You can’t please ’em all
There’s always somebody calling you down
I do my best
And I do good business
There’s a lot of people asking for my time
They’re trying to get ahead
They’re trying to be a good friend of mine

I was a free man in Paris
I felt unfettered and alive
There was nobody calling me up for favors
And no one’s future to decide
You know I’d go back there tomorrow
But for the work I’ve taken on
Stoking the star maker machinery
Behind the popular song

I deal in dreamers
And telephone screamers
Lately I wonder what I do it for
If l had my way
I’d just walk through those doors
And wander
Down the Champs Elysees
Going cafe to cabaret
Thinking how I’ll feel when I find
That very good friend of mine

I was a free man in Paris
I felt unfettered and alive
Nobody was calling me up for favors
No one’s future to decide
You know I’d go back there tomorrow
But for the work I’ve taken on
Stoking the star maker machinery
Behind the popular song

#peace

Foundation Blocks of Modern Finance vs 2009

Ran into this 2004 economics paper referenced by Wayne Marr on twitter. Several quotes that jumped out at me for a variety of reasons. All economics links added by me.Capital_Market_Line

“The foundation blocks of standard finance were now in place, supporting one another.  Investors are rational, prices are efficient, risk is measured by beta and investors form portfolios by the rules of mean-variance portfolio theory.” (1968) (pg 6)

and

“…a 1929 article in The Literary Digest stated: “The first step in a safe and sane financial program is insurance”¦After insurance, the next requirement is to build up a cash reserve of at least $1,000 in the savings bank.  After that, automatic thrift should be contracted for through installment savings plans, such as building-and-loan associations offer.  When these fundamental steps have been taken, the investor is in position to acquire high-grade bonds and guaranteed first mortgages on real-estate.  The next advance can be toward diversified preferred stocks, which offer a somewhat higher return”¦.The last step should be outright purchase of the best grade of diversified common stock.“  (p. 55).” (pg 11)

Is it just me or does that advice from 1929 advice sound a lot like the cult of, sage advice giver, Dave Ramsey? Hmmm. The article concludes

Facts I did not know then but know now show that speculators stabilize prices at some times but destabilize them at others.  I have changed my mind as facts changed.

Much of finance has changed since the Financial Analysts Journal was founded in 1945, but the drive to uncover facts and make sense of them remains. Change of mind is an integral part of the process. As Maynard Keynes famously said “When the facts change, I change my mind.  What do you do, sir?“

– Statman,  Klimek, 2004

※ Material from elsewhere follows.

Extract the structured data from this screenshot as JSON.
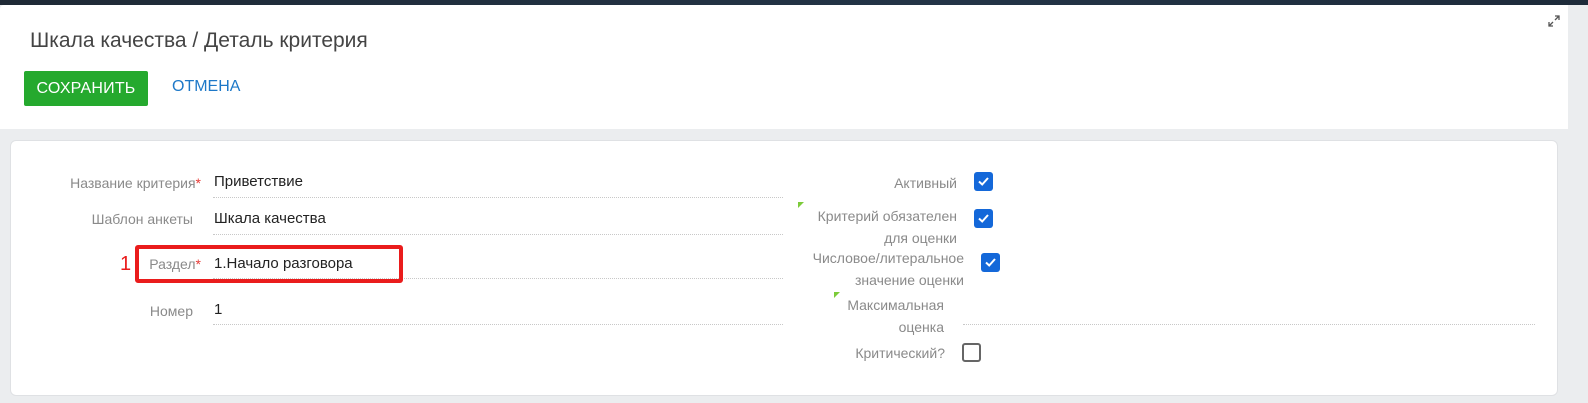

Some of these economics debates will never be settled. If investors are rational or normal for example. If speculators stabilize or destabilize markets.

I’d expect some economics debates will be settled sooner such as if high speed computers give an unfair advantage. Or if commercial real estate is in a bubble. What I do know is we aren’t out of the woods yet in 2009. But I have a sneaking optimism which is somewhat unlike me when it comes to our financial systems…